9 tips to deal with conflict in your church

January 6, 2015

SUMMARY: Whenever minds meet, the potential for conflict arises. As church leaders, you may have been involved in or witnessed the clash of differing opinions or views. Conflict is inevitable, but it can be managed. Use these tips yourself or with others in your church. sheep-arguing-621x388
1. Practice acceptance. Conflict gets a bad rap, but it also can be good. It reminds us we are different and provides an avenue for a healthy resolution acceptable to both parties. When conflict arises, take a deep breath and work through it, reminding yourself of its benefits.

2. Sharpen listening skills. Resist the urge to become defensive or argumentative. Truly listen with body and mind to the other party — and do not interrupt.

3. Start positively. When you speak, begin with something positive. As this article, “9 tips on giving and receiving criticism,” says, “RSVP with love.” Listeners become more receptive to what you are saying if they know what you like about them or their thoughts on the subject.

4. Use your body.  Envision yourself and the other person as a team. Face the same direction as the other person, angle your body toward him or her, make eye contact and maintain a relaxed body posture. Watch your body language so it is nonthreatening and collaborative.

5. Don’t add to trouble. If the conflict is between you and someone else and outside assistance is needed, involve only one other person, perhaps a pastor or group leader, as a neutral party or mediator. The chairperson of your staff/pastor-parish relations committee may be a helpful resource if the conflict involves a member of the church staff. Avoid adding others to the argument, especially if you are inviting them only to reinforce your opinion.

6. Set a goal. It is important to understand neither party in a conflict is likely to get everything he or she wants. Identifying the goal for your discussion is helpful for both parties: Do you need the other person ultimately to agree with everything you say? Do you simply want to make sure the other person understands what you are saying, even if she or he disagrees? Compromise is often necessary.

7. End on a good note. Don’t leave mad; depart with appreciation. Thank the person for his or her time and willingness to discuss the issue.

8. Go to mediation. At times, conflict reaches a level where mediation is needed. JustPeace Center for Mediation and Conflict Transformation is a United Methodist-related organization that provides a wealth of free resources. You can find a professional mediator in your area through the local phone directory and online resources. Always ask for references.

9. Don’t forget virtual conflict. The best way to avoid conflict is to prevent it. If your website, blog or social networking pages allow comments, make sure you have an online communication policy that addresses what type of comments are allowed.

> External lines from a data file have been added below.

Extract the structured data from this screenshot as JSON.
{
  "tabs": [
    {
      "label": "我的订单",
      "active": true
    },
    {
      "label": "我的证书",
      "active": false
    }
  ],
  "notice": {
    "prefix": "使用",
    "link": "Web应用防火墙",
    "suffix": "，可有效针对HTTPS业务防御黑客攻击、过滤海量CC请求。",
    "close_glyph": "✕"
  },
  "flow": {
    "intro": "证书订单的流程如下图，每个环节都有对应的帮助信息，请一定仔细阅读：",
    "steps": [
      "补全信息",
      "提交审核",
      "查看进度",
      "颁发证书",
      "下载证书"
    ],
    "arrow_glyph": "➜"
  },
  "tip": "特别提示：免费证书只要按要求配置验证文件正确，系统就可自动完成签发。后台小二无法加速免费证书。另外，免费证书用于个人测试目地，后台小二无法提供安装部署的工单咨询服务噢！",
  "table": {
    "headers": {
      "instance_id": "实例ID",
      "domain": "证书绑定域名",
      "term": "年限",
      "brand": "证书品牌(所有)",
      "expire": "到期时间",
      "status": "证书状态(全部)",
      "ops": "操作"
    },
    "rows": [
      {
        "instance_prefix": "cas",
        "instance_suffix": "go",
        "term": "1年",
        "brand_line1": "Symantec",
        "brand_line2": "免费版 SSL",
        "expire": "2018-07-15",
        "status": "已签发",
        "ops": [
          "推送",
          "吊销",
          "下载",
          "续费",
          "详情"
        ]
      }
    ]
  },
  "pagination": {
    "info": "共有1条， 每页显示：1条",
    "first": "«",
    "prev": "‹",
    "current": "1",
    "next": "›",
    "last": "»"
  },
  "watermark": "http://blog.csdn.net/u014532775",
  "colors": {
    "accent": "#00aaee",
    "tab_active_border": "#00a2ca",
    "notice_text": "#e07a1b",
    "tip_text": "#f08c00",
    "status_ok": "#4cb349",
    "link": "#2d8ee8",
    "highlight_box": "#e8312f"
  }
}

Then, if you remove an unacceptable post, you can respond to the conflict by citing the published policy.

Find this article and many more at www.umcom.org.
Leadership Development